Wednesday, August 28, 2013
If there could be some roses
The February after I married, my husband and I decided we'd like to have a rose garden. We bought those packages with the pretty pictures you see at the grocery store. We picked out several colors.
We had moved into a little cottage in the woods, surrounded on all sides by tall trees, all of them deciduous. That meant in winter, there seemed to be plenty of sun. We planted the roses, not bothering to prepare the ground or adding any compost or fertilizer. In March, the bushes began to put out and looked healthy. By late April, there were fat buds, and in May we had some blooms.
But by that time, the sunny space was not sunny anymore. In fact, it was in pretty deep shade. Soon the black spot started, and the yellow leaves dropped off. By the end of the summer, there were mainly just green stems.
I can't remember how long the bushes lived - not very long, I'm sure.
Twenty-one years of writing about gardens, going on tours, scouting for a TV show - one would think I could grow anything. When I had to take down an enormous white oak tree that hung over my house, I was delighted to see I had sun, so much in fact, that the English ivy covering a tall bank all died from the western exposure.
I could see, too, that there were some spots outside my den window of what seemed to be full sun - enough to grow roses. So, I put in my order, had some heavy iron arbors installed and piled on the compost and garden lime. The roses came in April, and soon I had thick buds forming.
That lasted about a week. My assumption that the deer wouldn't come right up to the wall of the house was wrong. In one night, they ate every bud.

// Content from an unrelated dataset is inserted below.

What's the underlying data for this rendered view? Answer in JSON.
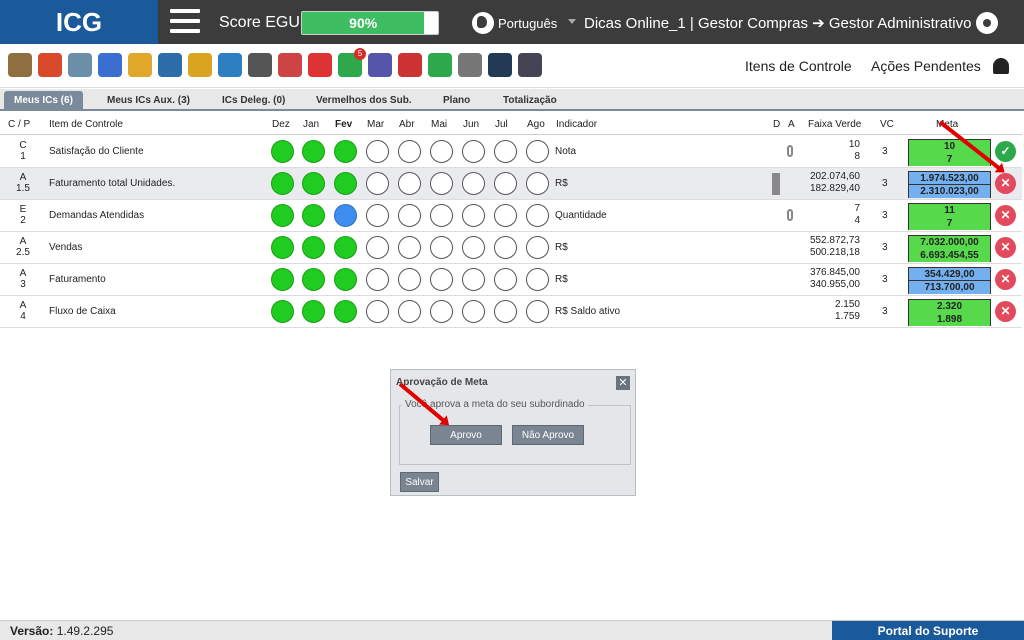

But that wasn't the whole problem. The patches of full sun I'd counted on weren't there anymore. I started moving some of the plants to the back terrace where the sun blasts almost all day long. Things were fine until the chipmunks found it amusing to dig the plants up. I put rocks all around the roots. They just moved the rocks (how, I don't know), and had the plants out of the soil by the next day.
I am not going to give up. I want roses. I'll never have anything like the display in the above photo I took in the village of Giverny in France. But, when things settle down a bit, I'm going to throw myself into making a success of at least a few climbing roses. I don't know quite how I'm going to deal with the deer (the Milorganite molded with all the rain, and I used up I don't know how many bars of Irish Spring soap), but I'll figure out something. A high school classmate told me I need to string up some fishing line, so I'll try that.
Next May, I hope to report here that I will be looking out of this window at a mass of roses. I'm having a deja vu that I've said all of this before. I'm comforting myself that I have spent all my time writing a book and just haven't had a moment to work outside. There truly is one spot of sun, and I mean to coax some big, blousy roses out of the space. I may even have a rose or two in October, as I just saw a bud emerging on a very spindly plant. If I can outsmart the deer, this may actually happen.